The payout is equivalent to about 1,200 US dollars, or one dollar per tree. It is part of a strategy to strengthen reforestation efforts, according to environmental group SOS Sahel and Burkina Faso’s Ministry of the Environment. A 2010 study by the ministry found that over 110,000 hectares of forest are degraded each year in the country, about four per cent of the total forested area.
Salifou Ouédraogo is SOS Sahel’s executive director. He says the bonus scheme is a response to the failure of classic reforestation programs, in which as many as nine out of every ten saplings die. He notes, “We did some research, and found this method [of paying a bonus] had been used by the colonialists to introduce cocoa and coffee in Côte d’Ivoire.”
The program signs contracts with farmers, providing them with modest rewards when a tree survives. The survival rate of young trees has jumped to about 70 per cent, compared to just 10 per cent in conventional reforestation campaigns.
Mouni Conombo is coordinator of SOS Sahel in Nayala province. He says, “We don’t pay [the farmers] for all the work that goes into tending the sapling.” Rather, as Mr. Conombo explains, “We encourage them, helping them understand how it is better to plant a tree and nurture it. If a [newly-planted] tree survives for 24 months, we reward those who planted it.”
SOS Sahel has been using this strategy since 2001, taking advantage of donor support to pay a cash bonus to farmers. Their success led the environment ministry to adopt the approach as a national policy.
Boureima Dao farms in the village of Ey, in Nayala. He says, “It’s been three years since I signed a contract. I have 11 hectares and I have earned a bonus of 206,000 CFA (around 438 dollars) for my orchard of fruit trees.” In Nayala province alone, more than 170 contracts have been signed with local farmers.

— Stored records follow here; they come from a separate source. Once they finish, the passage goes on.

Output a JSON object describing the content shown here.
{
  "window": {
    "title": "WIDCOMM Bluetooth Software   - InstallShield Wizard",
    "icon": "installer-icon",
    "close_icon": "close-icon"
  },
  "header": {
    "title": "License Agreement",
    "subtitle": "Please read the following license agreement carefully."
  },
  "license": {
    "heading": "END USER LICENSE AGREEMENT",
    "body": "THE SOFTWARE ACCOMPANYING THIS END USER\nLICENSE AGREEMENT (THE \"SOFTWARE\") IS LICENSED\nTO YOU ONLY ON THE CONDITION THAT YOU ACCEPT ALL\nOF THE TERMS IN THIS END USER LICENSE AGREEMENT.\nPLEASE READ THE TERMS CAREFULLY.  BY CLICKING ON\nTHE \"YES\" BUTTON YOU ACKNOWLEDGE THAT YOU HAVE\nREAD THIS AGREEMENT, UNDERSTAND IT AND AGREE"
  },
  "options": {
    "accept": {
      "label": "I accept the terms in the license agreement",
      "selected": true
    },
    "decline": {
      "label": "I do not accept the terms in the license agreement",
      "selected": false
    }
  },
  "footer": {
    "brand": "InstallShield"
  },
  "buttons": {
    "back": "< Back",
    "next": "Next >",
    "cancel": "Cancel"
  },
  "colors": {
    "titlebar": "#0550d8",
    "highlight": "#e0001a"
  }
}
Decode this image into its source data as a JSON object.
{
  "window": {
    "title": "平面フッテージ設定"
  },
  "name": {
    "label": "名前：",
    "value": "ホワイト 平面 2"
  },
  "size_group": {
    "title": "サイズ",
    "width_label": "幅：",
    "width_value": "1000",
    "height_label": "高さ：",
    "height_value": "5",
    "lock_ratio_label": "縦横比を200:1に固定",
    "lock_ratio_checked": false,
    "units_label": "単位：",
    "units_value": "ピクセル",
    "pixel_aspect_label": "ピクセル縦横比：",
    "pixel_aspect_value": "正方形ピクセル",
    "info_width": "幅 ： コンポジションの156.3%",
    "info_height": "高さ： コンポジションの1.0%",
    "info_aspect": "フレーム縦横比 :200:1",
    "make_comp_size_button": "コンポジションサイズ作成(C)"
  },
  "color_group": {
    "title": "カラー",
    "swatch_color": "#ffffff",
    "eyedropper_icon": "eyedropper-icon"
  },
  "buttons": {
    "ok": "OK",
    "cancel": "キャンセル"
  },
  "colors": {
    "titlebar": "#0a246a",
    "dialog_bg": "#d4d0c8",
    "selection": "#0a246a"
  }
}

But simply planting saplings is not enough. They need to be protected from livestock, human activities and other natural factors. The strategy of using contracts encourages those who plant trees to take responsibility for them, which gives the trees a better chance of survival.
But the new strategy is not one hundred per cent effective. Mr. Ouédraogo says, “For every ten groups who sign up, only five return for the seedlings the following year, because the others have not respected the terms.”
For those who do honour the contracts, the strategy has transformed attitudes towards planting trees. Mr. Conombo says, “It is different from the traditional programs of reforestation in which one only provides seedlings.” He emphasizes, “What we are trying to encourage is a real commitment to planting a tree and caring for it as one would care for a child.”